TO DO: Set down every line below, word for word.

EXTRACTED INFORMATION:

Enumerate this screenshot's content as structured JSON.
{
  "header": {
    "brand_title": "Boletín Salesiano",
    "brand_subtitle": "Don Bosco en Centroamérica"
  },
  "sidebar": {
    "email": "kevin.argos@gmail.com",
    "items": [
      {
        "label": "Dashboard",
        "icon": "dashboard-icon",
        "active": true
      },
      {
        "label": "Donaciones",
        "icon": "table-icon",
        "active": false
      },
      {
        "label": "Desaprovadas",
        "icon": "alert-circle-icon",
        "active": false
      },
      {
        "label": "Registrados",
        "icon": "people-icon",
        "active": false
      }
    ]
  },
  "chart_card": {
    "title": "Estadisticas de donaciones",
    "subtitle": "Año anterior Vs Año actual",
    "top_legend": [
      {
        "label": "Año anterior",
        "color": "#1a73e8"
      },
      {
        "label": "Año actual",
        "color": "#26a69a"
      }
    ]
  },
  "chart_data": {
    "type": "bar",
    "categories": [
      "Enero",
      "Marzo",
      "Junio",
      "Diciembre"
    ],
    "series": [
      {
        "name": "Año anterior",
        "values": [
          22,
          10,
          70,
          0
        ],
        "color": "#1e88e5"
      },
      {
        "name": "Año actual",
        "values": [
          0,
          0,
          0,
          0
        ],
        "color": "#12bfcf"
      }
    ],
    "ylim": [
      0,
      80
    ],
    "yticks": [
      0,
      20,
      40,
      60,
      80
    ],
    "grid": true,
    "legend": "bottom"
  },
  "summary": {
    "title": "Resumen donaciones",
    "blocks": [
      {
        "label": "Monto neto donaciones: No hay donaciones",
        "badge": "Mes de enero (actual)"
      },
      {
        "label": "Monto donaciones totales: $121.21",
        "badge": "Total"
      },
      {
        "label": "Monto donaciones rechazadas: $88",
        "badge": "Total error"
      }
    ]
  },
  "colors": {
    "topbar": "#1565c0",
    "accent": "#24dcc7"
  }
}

RESULT OF THIS TASK:
Enumerate this screenshot's content as structured JSON.
{
  "header": {
    "brand_title": "Boletín Salesiano",
    "brand_subtitle": "Don Bosco en Centroamérica"
  },
  "sidebar": {
    "email": "kevin.argos@gmail.com",
    "items": [
      {
        "label": "Dashboard",
        "icon": "dashboard-icon",
        "active": true
      },
      {
        "label": "Donaciones",
        "icon": "table-icon",
        "active": false
      },
      {
        "label": "Desaprovadas",
        "icon": "alert-circle-icon",
        "active": false
      },
      {
        "label": "Registrados",
        "icon": "people-icon",
        "active": false
      }
    ]
  },
  "chart_card": {
    "title": "Estadisticas de donaciones",
    "subtitle": "Año anterior Vs Año actual",
    "top_legend": [
      {
        "label": "Año anterior",
        "color": "#1a73e8"
      },
      {
        "label": "Año actual",
        "color": "#26a69a"
      }
    ]
  },
  "chart_data": {
    "type": "bar",
    "categories": [
      "Enero",
      "Marzo",
      "Junio",
      "Diciembre"
    ],
    "series": [
      {
        "name": "Año anterior",
        "values": [
          22,
          10,
          70,
          0
        ],
        "color": "#1e88e5"
      },
      {
        "name": "Año actual",
        "values": [
          0,
          0,
          0,
          0
        ],
        "color": "#12bfcf"
      }
    ],
    "ylim": [
      0,
      80
    ],
    "yticks": [
      0,
      20,
      40,
      60,
      80
    ],
    "grid": true,
    "legend": "bottom"
  },
  "summary": {
    "title": "Resumen donaciones",
    "blocks": [
      {
        "label": "Monto neto donaciones: No hay donaciones",
        "badge": "Mes de enero (actual)"
      },
      {
        "label": "Monto donaciones totales: $121.21",
        "badge": "Total"
      },
      {
        "label": "Monto donaciones rechazadas: $88",
        "badge": "Total error"
      }
    ]
  },
  "colors": {
    "topbar": "#1565c0",
    "accent": "#24dcc7"
  }
}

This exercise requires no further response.